**What you need to do**
Reproduce the records below word for word.

*** Opening Source data ***

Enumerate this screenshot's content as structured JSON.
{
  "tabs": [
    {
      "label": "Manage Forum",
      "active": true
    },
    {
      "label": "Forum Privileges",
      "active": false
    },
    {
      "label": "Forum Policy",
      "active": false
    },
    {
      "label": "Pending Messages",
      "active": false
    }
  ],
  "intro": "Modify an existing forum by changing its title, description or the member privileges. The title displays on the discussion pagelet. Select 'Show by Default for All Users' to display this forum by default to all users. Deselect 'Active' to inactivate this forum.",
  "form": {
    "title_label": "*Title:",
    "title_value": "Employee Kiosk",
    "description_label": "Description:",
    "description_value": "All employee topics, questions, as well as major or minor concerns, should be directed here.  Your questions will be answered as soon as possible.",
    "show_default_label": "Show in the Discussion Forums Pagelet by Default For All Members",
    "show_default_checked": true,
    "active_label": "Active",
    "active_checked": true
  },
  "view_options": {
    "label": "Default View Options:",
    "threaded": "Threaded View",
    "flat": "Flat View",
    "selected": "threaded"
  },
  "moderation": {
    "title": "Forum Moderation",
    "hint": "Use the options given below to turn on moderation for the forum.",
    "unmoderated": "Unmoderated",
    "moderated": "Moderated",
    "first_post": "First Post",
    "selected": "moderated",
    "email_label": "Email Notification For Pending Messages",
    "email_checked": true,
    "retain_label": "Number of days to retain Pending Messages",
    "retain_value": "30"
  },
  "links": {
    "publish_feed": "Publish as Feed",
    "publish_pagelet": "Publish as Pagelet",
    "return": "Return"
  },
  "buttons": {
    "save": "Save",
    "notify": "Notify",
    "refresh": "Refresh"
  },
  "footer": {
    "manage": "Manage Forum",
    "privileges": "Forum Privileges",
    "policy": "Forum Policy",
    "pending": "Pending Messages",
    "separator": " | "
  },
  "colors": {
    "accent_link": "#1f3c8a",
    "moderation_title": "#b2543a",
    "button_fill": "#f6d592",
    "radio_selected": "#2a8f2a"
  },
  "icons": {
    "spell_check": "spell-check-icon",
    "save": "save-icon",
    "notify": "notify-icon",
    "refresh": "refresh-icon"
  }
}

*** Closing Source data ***

**Response to the task**
Enumerate this screenshot's content as structured JSON.
{
  "tabs": [
    {
      "label": "Manage Forum",
      "active": true
    },
    {
      "label": "Forum Privileges",
      "active": false
    },
    {
      "label": "Forum Policy",
      "active": false
    },
    {
      "label": "Pending Messages",
      "active": false
    }
  ],
  "intro": "Modify an existing forum by changing its title, description or the member privileges. The title displays on the discussion pagelet. Select 'Show by Default for All Users' to display this forum by default to all users. Deselect 'Active' to inactivate this forum.",
  "form": {
    "title_label": "*Title:",
    "title_value": "Employee Kiosk",
    "description_label": "Description:",
    "description_value": "All employee topics, questions, as well as major or minor concerns, should be directed here.  Your questions will be answered as soon as possible.",
    "show_default_label": "Show in the Discussion Forums Pagelet by Default For All Members",
    "show_default_checked": true,
    "active_label": "Active",
    "active_checked": true
  },
  "view_options": {
    "label": "Default View Options:",
    "threaded": "Threaded View",
    "flat": "Flat View",
    "selected": "threaded"
  },
  "moderation": {
    "title": "Forum Moderation",
    "hint": "Use the options given below to turn on moderation for the forum.",
    "unmoderated": "Unmoderated",
    "moderated": "Moderated",
    "first_post": "First Post",
    "selected": "moderated",
    "email_label": "Email Notification For Pending Messages",
    "email_checked": true,
    "retain_label": "Number of days to retain Pending Messages",
    "retain_value": "30"
  },
  "links": {
    "publish_feed": "Publish as Feed",
    "publish_pagelet": "Publish as Pagelet",
    "return": "Return"
  },
  "buttons": {
    "save": "Save",
    "notify": "Notify",
    "refresh": "Refresh"
  },
  "footer": {
    "manage": "Manage Forum",
    "privileges": "Forum Privileges",
    "policy": "Forum Policy",
    "pending": "Pending Messages",
    "separator": " | "
  },
  "colors": {
    "accent_link": "#1f3c8a",
    "moderation_title": "#b2543a",
    "button_fill": "#f6d592",
    "radio_selected": "#2a8f2a"
  },
  "icons": {
    "spell_check": "spell-check-icon",
    "save": "save-icon",
    "notify": "notify-icon",
    "refresh": "refresh-icon"
  }
}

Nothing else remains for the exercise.